→ Description of the task:
Extract each line of the data below exactly as written.

→ Extracted entries:
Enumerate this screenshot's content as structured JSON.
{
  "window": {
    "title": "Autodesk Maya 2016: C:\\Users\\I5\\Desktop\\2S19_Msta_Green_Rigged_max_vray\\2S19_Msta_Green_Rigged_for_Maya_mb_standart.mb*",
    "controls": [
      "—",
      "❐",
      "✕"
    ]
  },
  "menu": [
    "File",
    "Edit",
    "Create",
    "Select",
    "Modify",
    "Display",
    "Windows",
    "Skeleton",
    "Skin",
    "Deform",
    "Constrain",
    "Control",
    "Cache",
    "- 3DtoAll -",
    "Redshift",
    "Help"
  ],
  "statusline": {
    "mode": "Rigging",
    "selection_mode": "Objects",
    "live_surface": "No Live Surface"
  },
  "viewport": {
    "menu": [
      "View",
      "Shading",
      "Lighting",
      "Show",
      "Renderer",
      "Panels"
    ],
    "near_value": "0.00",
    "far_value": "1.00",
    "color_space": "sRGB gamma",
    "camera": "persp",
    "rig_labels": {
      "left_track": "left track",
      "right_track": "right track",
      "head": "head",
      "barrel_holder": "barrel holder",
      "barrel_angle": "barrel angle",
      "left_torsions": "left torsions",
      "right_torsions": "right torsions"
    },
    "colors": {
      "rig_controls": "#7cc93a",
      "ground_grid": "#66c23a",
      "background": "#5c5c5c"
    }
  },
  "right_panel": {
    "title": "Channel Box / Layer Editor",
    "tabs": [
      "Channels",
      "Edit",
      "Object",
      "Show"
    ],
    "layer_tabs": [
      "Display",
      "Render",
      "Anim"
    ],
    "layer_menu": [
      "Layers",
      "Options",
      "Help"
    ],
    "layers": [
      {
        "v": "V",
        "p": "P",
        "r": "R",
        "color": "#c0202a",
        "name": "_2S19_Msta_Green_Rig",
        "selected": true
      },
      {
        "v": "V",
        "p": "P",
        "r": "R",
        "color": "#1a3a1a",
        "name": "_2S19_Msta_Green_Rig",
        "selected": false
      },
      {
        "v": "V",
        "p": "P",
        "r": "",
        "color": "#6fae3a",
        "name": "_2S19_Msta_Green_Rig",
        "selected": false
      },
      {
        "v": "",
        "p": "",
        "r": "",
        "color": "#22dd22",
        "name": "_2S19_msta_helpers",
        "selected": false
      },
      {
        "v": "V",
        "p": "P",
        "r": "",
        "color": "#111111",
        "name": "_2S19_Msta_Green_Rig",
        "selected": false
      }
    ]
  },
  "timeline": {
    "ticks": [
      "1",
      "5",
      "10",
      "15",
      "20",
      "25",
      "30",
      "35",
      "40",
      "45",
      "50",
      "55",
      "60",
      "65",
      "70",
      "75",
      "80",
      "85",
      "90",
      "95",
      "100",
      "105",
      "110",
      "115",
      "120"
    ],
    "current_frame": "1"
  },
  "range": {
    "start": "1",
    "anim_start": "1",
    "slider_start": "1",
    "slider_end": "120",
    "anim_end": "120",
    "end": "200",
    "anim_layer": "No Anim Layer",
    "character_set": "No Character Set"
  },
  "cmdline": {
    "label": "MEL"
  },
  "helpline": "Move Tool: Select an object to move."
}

→ Finished task:
Enumerate this screenshot's content as structured JSON.
{
  "window": {
    "title": "Autodesk Maya 2016: C:\\Users\\I5\\Desktop\\2S19_Msta_Green_Rigged_max_vray\\2S19_Msta_Green_Rigged_for_Maya_mb_standart.mb*",
    "controls": [
      "—",
      "❐",
      "✕"
    ]
  },
  "menu": [
    "File",
    "Edit",
    "Create",
    "Select",
    "Modify",
    "Display",
    "Windows",
    "Skeleton",
    "Skin",
    "Deform",
    "Constrain",
    "Control",
    "Cache",
    "- 3DtoAll -",
    "Redshift",
    "Help"
  ],
  "statusline": {
    "mode": "Rigging",
    "selection_mode": "Objects",
    "live_surface": "No Live Surface"
  },
  "viewport": {
    "menu": [
      "View",
      "Shading",
      "Lighting",
      "Show",
      "Renderer",
      "Panels"
    ],
    "near_value": "0.00",
    "far_value": "1.00",
    "color_space": "sRGB gamma",
    "camera": "persp",
    "rig_labels": {
      "left_track": "left track",
      "right_track": "right track",
      "head": "head",
      "barrel_holder": "barrel holder",
      "barrel_angle": "barrel angle",
      "left_torsions": "left torsions",
      "right_torsions": "right torsions"
    },
    "colors": {
      "rig_controls": "#7cc93a",
      "ground_grid": "#66c23a",
      "background": "#5c5c5c"
    }
  },
  "right_panel": {
    "title": "Channel Box / Layer Editor",
    "tabs": [
      "Channels",
      "Edit",
      "Object",
      "Show"
    ],
    "layer_tabs": [
      "Display",
      "Render",
      "Anim"
    ],
    "layer_menu": [
      "Layers",
      "Options",
      "Help"
    ],
    "layers": [
      {
        "v": "V",
        "p": "P",
        "r": "R",
        "color": "#c0202a",
        "name": "_2S19_Msta_Green_Rig",
        "selected": true
      },
      {
        "v": "V",
        "p": "P",
        "r": "R",
        "color": "#1a3a1a",
        "name": "_2S19_Msta_Green_Rig",
        "selected": false
      },
      {
        "v": "V",
        "p": "P",
        "r": "",
        "color": "#6fae3a",
        "name": "_2S19_Msta_Green_Rig",
        "selected": false
      },
      {
        "v": "",
        "p": "",
        "r": "",
        "color": "#22dd22",
        "name": "_2S19_msta_helpers",
        "selected": false
      },
      {
        "v": "V",
        "p": "P",
        "r": "",
        "color": "#111111",
        "name": "_2S19_Msta_Green_Rig",
        "selected": false
      }
    ]
  },
  "timeline": {
    "ticks": [
      "1",
      "5",
      "10",
      "15",
      "20",
      "25",
      "30",
      "35",
      "40",
      "45",
      "50",
      "55",
      "60",
      "65",
      "70",
      "75",
      "80",
      "85",
      "90",
      "95",
      "100",
      "105",
      "110",
      "115",
      "120"
    ],
    "current_frame": "1"
  },
  "range": {
    "start": "1",
    "anim_start": "1",
    "slider_start": "1",
    "slider_end": "120",
    "anim_end": "120",
    "end": "200",
    "anim_layer": "No Anim Layer",
    "character_set": "No Character Set"
  },
  "cmdline": {
    "label": "MEL"
  },
  "helpline": "Move Tool: Select an object to move."
}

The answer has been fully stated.